**Provided records**
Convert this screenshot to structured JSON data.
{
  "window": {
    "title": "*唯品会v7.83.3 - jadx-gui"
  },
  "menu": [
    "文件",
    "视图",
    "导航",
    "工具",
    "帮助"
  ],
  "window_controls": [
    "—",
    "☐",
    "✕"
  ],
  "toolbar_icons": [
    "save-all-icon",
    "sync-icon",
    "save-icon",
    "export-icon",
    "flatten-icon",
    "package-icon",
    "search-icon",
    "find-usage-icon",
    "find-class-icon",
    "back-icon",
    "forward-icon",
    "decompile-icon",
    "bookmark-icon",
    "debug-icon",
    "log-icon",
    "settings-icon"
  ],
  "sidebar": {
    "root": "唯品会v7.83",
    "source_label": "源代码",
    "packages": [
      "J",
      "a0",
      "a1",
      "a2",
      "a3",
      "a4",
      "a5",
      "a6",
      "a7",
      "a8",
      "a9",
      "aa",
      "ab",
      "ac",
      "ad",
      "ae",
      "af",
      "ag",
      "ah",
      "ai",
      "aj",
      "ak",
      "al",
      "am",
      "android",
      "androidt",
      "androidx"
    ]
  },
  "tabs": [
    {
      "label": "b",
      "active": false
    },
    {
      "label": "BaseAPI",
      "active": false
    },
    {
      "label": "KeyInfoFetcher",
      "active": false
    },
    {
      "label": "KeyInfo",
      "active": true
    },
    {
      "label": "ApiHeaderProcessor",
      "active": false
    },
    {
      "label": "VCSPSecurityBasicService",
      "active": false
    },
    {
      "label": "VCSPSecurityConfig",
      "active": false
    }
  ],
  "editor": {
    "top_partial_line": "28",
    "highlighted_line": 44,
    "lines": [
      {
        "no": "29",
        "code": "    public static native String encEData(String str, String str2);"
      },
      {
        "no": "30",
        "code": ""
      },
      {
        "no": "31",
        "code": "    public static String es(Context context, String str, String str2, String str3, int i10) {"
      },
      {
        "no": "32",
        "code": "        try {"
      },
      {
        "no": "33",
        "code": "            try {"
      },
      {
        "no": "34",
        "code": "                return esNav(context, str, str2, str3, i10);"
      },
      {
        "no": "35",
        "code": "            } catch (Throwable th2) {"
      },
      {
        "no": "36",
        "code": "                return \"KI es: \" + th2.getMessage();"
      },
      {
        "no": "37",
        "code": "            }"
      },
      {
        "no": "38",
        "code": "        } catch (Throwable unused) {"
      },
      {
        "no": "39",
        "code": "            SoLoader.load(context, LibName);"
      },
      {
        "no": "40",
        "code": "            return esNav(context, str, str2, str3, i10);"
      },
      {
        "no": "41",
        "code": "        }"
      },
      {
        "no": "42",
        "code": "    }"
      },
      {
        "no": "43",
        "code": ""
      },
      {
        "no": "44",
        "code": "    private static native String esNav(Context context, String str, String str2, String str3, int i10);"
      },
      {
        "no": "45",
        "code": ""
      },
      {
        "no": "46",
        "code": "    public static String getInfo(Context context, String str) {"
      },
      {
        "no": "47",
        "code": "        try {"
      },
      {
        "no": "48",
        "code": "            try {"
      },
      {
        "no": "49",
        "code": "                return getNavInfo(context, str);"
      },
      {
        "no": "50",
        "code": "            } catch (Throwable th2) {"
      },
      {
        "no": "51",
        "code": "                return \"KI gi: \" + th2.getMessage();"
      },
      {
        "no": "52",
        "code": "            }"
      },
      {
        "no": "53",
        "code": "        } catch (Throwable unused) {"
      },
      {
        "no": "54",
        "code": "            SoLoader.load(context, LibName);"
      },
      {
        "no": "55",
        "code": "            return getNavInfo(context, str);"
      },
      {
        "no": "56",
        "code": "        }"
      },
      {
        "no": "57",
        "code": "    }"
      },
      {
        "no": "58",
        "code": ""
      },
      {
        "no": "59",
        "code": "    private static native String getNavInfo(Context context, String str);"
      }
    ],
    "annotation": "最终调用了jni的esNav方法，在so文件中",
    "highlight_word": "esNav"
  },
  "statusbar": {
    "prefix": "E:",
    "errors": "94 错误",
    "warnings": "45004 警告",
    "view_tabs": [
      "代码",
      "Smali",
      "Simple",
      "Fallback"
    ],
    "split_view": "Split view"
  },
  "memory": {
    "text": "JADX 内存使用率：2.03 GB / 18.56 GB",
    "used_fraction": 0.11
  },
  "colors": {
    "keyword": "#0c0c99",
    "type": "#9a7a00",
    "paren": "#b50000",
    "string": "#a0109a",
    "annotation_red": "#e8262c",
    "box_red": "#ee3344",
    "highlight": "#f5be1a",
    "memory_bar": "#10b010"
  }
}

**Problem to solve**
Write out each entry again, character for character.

**Answer to this problem**
Convert this screenshot to structured JSON data.
{
  "window": {
    "title": "*唯品会v7.83.3 - jadx-gui"
  },
  "menu": [
    "文件",
    "视图",
    "导航",
    "工具",
    "帮助"
  ],
  "window_controls": [
    "—",
    "☐",
    "✕"
  ],
  "toolbar_icons": [
    "save-all-icon",
    "sync-icon",
    "save-icon",
    "export-icon",
    "flatten-icon",
    "package-icon",
    "search-icon",
    "find-usage-icon",
    "find-class-icon",
    "back-icon",
    "forward-icon",
    "decompile-icon",
    "bookmark-icon",
    "debug-icon",
    "log-icon",
    "settings-icon"
  ],
  "sidebar": {
    "root": "唯品会v7.83",
    "source_label": "源代码",
    "packages": [
      "J",
      "a0",
      "a1",
      "a2",
      "a3",
      "a4",
      "a5",
      "a6",
      "a7",
      "a8",
      "a9",
      "aa",
      "ab",
      "ac",
      "ad",
      "ae",
      "af",
      "ag",
      "ah",
      "ai",
      "aj",
      "ak",
      "al",
      "am",
      "android",
      "androidt",
      "androidx"
    ]
  },
  "tabs": [
    {
      "label": "b",
      "active": false
    },
    {
      "label": "BaseAPI",
      "active": false
    },
    {
      "label": "KeyInfoFetcher",
      "active": false
    },
    {
      "label": "KeyInfo",
      "active": true
    },
    {
      "label": "ApiHeaderProcessor",
      "active": false
    },
    {
      "label": "VCSPSecurityBasicService",
      "active": false
    },
    {
      "label": "VCSPSecurityConfig",
      "active": false
    }
  ],
  "editor": {
    "top_partial_line": "28",
    "highlighted_line": 44,
    "lines": [
      {
        "no": "29",
        "code": "    public static native String encEData(String str, String str2);"
      },
      {
        "no": "30",
        "code": ""
      },
      {
        "no": "31",
        "code": "    public static String es(Context context, String str, String str2, String str3, int i10) {"
      },
      {
        "no": "32",
        "code": "        try {"
      },
      {
        "no": "33",
        "code": "            try {"
      },
      {
        "no": "34",
        "code": "                return esNav(context, str, str2, str3, i10);"
      },
      {
        "no": "35",
        "code": "            } catch (Throwable th2) {"
      },
      {
        "no": "36",
        "code": "                return \"KI es: \" + th2.getMessage();"
      },
      {
        "no": "37",
        "code": "            }"
      },
      {
        "no": "38",
        "code": "        } catch (Throwable unused) {"
      },
      {
        "no": "39",
        "code": "            SoLoader.load(context, LibName);"
      },
      {
        "no": "40",
        "code": "            return esNav(context, str, str2, str3, i10);"
      },
      {
        "no": "41",
        "code": "        }"
      },
      {
        "no": "42",
        "code": "    }"
      },
      {
        "no": "43",
        "code": ""
      },
      {
        "no": "44",
        "code": "    private static native String esNav(Context context, String str, String str2, String str3, int i10);"
      },
      {
        "no": "45",
        "code": ""
      },
      {
        "no": "46",
        "code": "    public static String getInfo(Context context, String str) {"
      },
      {
        "no": "47",
        "code": "        try {"
      },
      {
        "no": "48",
        "code": "            try {"
      },
      {
        "no": "49",
        "code": "                return getNavInfo(context, str);"
      },
      {
        "no": "50",
        "code": "            } catch (Throwable th2) {"
      },
      {
        "no": "51",
        "code": "                return \"KI gi: \" + th2.getMessage();"
      },
      {
        "no": "52",
        "code": "            }"
      },
      {
        "no": "53",
        "code": "        } catch (Throwable unused) {"
      },
      {
        "no": "54",
        "code": "            SoLoader.load(context, LibName);"
      },
      {
        "no": "55",
        "code": "            return getNavInfo(context, str);"
      },
      {
        "no": "56",
        "code": "        }"
      },
      {
        "no": "57",
        "code": "    }"
      },
      {
        "no": "58",
        "code": ""
      },
      {
        "no": "59",
        "code": "    private static native String getNavInfo(Context context, String str);"
      }
    ],
    "annotation": "最终调用了jni的esNav方法，在so文件中",
    "highlight_word": "esNav"
  },
  "statusbar": {
    "prefix": "E:",
    "errors": "94 错误",
    "warnings": "45004 警告",
    "view_tabs": [
      "代码",
      "Smali",
      "Simple",
      "Fallback"
    ],
    "split_view": "Split view"
  },
  "memory": {
    "text": "JADX 内存使用率：2.03 GB / 18.56 GB",
    "used_fraction": 0.11
  },
  "colors": {
    "keyword": "#0c0c99",
    "type": "#9a7a00",
    "paren": "#b50000",
    "string": "#a0109a",
    "annotation_red": "#e8262c",
    "box_red": "#ee3344",
    "highlight": "#f5be1a",
    "memory_bar": "#10b010"
  }
}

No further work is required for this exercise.